Much like the Rugged Folio for the iPad mini I reviewed last year, the Rugged Book for the iPad Air 2 uses layered material reinforced with rubber coating to make the case rugged while keeping it light. It's about an inch thick, but that's not an issue when using it as a laptop.
The Rugged Book has cutouts for the Lightning and audio jacks, but not for the power nor volume up/down buttons. You have to push in on the marked spots on the rubber case, requiring a lot of force to engage the iPad buttons underneath. There are two cutouts for the tablet's stereo speakers.
The four configurations the Rugged Book supports are tablet, laptop, viewing, and book modes. The iPad in the lid detaches from the keyboard unit for use as a tablet. Turn the iPad around and insert it into the magnetic hinge and you have viewing mode, with the keyboard base as a stand. Laptop mode is the default when opened with the iPad and keyboard forming a clamshell format. Last and in my view least, placing the iPad facing backwards in the hinge and closing it is book mode. It makes little sense to do the latter configuration when you can simply detach the iPad to minimize the weight.

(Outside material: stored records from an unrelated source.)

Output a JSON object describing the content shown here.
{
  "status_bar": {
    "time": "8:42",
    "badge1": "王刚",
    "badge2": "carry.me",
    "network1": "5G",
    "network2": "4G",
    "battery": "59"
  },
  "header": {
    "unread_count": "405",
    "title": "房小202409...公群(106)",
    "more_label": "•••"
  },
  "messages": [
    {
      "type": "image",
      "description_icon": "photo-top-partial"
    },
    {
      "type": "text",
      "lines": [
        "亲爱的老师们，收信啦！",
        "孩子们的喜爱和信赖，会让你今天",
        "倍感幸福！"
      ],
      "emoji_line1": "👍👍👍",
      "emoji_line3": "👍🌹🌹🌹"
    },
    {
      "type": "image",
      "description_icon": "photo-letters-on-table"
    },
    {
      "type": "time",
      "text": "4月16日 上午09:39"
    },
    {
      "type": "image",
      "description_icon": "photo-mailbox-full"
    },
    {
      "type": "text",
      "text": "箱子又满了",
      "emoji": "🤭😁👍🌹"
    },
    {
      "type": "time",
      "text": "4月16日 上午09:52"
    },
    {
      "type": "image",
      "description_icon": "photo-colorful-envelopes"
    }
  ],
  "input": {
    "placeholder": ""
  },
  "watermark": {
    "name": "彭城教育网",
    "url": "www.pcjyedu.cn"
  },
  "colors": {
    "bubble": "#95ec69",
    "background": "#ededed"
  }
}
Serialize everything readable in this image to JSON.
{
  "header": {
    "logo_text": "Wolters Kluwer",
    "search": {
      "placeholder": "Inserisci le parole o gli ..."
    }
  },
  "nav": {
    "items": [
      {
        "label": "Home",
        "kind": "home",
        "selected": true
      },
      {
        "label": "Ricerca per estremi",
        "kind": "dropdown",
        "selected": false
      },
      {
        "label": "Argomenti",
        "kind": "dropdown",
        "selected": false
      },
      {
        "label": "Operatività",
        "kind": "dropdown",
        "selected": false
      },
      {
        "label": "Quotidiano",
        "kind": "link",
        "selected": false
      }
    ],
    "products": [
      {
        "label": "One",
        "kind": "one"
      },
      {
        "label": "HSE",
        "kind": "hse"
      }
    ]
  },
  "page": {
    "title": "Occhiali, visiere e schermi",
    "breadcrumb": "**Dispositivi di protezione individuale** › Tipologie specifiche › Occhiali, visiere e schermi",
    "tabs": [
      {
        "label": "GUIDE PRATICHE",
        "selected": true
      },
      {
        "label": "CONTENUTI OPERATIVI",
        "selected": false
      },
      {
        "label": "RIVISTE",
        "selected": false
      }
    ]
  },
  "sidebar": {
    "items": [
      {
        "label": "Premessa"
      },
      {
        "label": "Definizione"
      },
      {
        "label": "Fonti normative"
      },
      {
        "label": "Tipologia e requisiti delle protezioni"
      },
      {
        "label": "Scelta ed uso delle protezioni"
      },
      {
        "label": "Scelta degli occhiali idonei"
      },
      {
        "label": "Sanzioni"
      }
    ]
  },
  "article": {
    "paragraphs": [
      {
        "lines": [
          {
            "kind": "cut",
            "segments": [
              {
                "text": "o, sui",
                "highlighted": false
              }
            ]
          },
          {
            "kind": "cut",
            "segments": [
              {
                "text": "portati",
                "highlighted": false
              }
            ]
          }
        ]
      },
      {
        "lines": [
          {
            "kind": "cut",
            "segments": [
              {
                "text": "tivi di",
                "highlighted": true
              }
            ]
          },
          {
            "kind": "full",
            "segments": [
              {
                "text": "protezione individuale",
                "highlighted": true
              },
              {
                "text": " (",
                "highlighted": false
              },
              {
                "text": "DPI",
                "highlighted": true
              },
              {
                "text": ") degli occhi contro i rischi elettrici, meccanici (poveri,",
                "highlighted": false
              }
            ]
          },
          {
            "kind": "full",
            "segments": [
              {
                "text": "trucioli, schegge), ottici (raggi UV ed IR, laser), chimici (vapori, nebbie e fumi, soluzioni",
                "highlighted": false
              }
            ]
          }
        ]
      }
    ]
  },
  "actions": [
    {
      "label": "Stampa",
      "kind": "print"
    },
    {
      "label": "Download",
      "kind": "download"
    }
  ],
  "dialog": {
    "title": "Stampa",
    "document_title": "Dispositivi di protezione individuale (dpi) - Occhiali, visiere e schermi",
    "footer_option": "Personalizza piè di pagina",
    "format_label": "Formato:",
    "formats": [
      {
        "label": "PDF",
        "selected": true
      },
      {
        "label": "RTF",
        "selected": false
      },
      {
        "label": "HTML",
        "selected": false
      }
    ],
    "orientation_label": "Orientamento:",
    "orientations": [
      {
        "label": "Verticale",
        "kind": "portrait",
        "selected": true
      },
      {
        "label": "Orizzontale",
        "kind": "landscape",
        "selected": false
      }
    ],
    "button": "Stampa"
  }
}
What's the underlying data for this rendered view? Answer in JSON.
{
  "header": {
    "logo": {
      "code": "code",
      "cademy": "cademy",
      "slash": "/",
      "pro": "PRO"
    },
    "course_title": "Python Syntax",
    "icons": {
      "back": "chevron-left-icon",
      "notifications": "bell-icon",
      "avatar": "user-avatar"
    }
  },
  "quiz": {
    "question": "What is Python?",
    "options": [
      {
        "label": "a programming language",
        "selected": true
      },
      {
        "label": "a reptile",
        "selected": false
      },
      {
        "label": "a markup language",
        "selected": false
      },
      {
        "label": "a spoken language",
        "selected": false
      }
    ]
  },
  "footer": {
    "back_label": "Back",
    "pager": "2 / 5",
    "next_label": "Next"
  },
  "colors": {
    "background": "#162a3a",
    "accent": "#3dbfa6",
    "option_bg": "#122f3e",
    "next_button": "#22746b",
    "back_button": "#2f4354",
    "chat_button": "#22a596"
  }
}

The keyboard unit is charged with an included microUSB cable. You won't need to do that often as ZAGG claims a battery life of two years. Using backlighting on the keyboard, toggled by the Fn-right arrow key combo, will impact battery life.
ZAGG has leveraged its experience making keyboards and the one in the Rugged Book shows it. The keys provide a great typing experience with low profile yet good key travel. The top row has the expected iOS control keys, e.g. volume controls, home key, and unlock keys among others. While a little smaller, the keyboard feels like those on good laptops.
The rightmost key on the top row is a power button that turns red when you turn off the keyboard. You won't do that often as it goes into standby with a short interval of non-use. The LED under the power button also indicates remaining battery life when the Fn-Ctrl key is pressed.
Using the iPad detached from the keyboard provides a reasonable tablet experience, although given the ruggedized case it's bulkier and heavier than other cases. The extra weight is a reasonable tradeoff as having the protective case gives peace of mind in the event of drops; even so, the lid case does feel lighter than expected. A ruggedized case is heavy by design, and if you don't have a specific need for one a traditional thin keyboard case is probably a better choice.
The only gripe I have about the ZAGG Rugged Book is the magnetic hinge. While it makes it easy to remove and replace the iPad in the base unit, occasionally the tablet comes out too easily. This can happen when opening the lid and when pushing the iPad back while adjusting the viewing angle for laptop use. It doesn't happen every time but even infrequently is too often.
Writing with the Rugged Book configured as a laptop is my preferred method, as it minimizes the negative effect of the thick form of the case. The keyboard works very well and I can type almost as fast as on a full-size laptop. A thoughtful touch by ZAGG is the small cutout at the bottom of the iPad case that allows accessing the Control Center by swiping up. Many designs overlook this, preventing easy access to this iOS feature.